If a person who is not in lawful possession of a firearm has a firearm locked in, or to, their vehicle, a law enforcement officer may arrest that person and confiscate their gun.
What Is Concealed Carrying of Firearms?
Under Florida state law, concealed carry refers to having a license to carry a gun on or about a person. The eligibility requirements for a Florida concealed firearm license include being 21 years of age or older, demonstrating competency with a firearm, currently residing in the U.S. and being a U.S. citizen or a lawful permanent resident alien. An individual does not need a license to carry a gun on or about their person to lawfully have a concealed firearm in a private vehicle.
Penalties for Unlicensed Possession
The penalties for unlicensed carrying of concealed firearms apply to individuals who carry a concealed firearm on or about their person, not in, or locked to, their vehicle. A person who is not licensed under Florida Statutes Section 790.06 and carries a concealed firearm commits a third-degree felony. The typical penalty for a third-degree felony is up to five years in prison and a fine up to $5,000.
- 2021 Florida Statutes: Section 790.01, Unlicensed Carrying of Concealed Weapons or Concealed Firearms
- 2021 Florida Statutes: 790.251, Protection of the Right to Keep and Bear Arms in Motor Vehicles for Self-defense and Other Lawful Purposes
- 2021 Florida Statutes: 790.001, Definitions
- Florida Department of Agriculture and Consumer Services: Eligibility Requirements for a Florida Concealed Weapon License

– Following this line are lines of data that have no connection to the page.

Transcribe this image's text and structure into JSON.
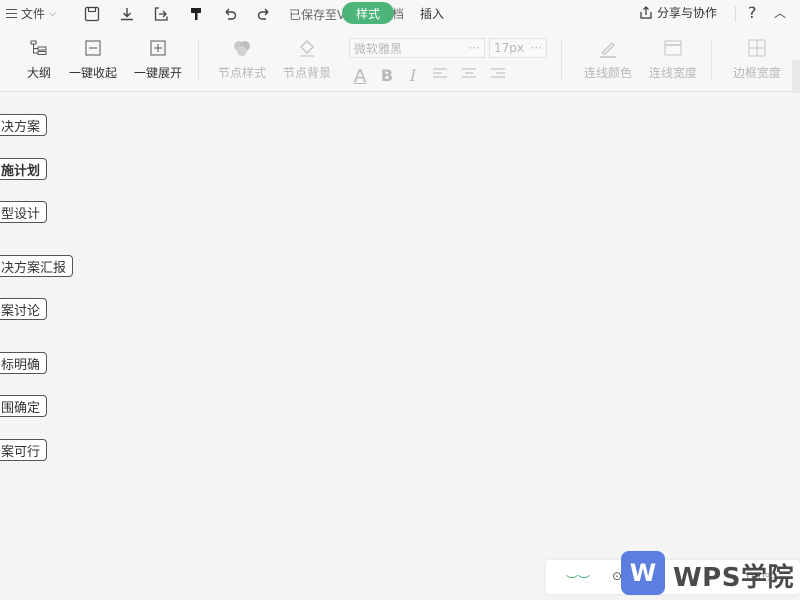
{
  "menubar": {
    "file_label": "文件",
    "saved_text": "已保存至V",
    "tab_style": "样式",
    "tab_hidden_fragment": "档",
    "tab_insert": "插入",
    "share_label": "分享与协作",
    "help_label": "?",
    "collapse_label": "︿"
  },
  "toolbar": {
    "outline": "大纲",
    "collapse_all": "一键收起",
    "expand_all": "一键展开",
    "node_style": "节点样式",
    "node_background": "节点背景",
    "font_name": "微软雅黑",
    "font_size": "17px",
    "more": "···",
    "line_color": "连线颜色",
    "line_width": "连线宽度",
    "border_width": "边框宽度",
    "fmt_text_color": "A",
    "fmt_bold": "B",
    "fmt_italic": "I"
  },
  "nodes": [
    {
      "text": "决方案",
      "bold": false
    },
    {
      "text": "施计划",
      "bold": true
    },
    {
      "text": "型设计",
      "bold": false
    },
    {
      "text": "决方案汇报",
      "bold": false
    },
    {
      "text": "案讨论",
      "bold": false
    },
    {
      "text": "标明确",
      "bold": false
    },
    {
      "text": "围确定",
      "bold": false
    },
    {
      "text": "案可行",
      "bold": false
    }
  ],
  "watermark": {
    "logo_letter": "W",
    "text": "WPS学院"
  },
  "status": {
    "zoom_text": "100%"
  },
  "colors": {
    "accent": "#4cb57a",
    "wps_blue": "#5b7ee0"
  }
}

- 2021 Florida Statutes: 790.06, License to Carry Concealed Weapon or Firearm
- Florida Department of Law Enforcement: Requirements to Purchase a Firearm
Jessica Zimmer is a journalist and attorney based in northern California. She has practiced in a wide variety of fields, including criminal defense, property law, immigration, employment law, and family law.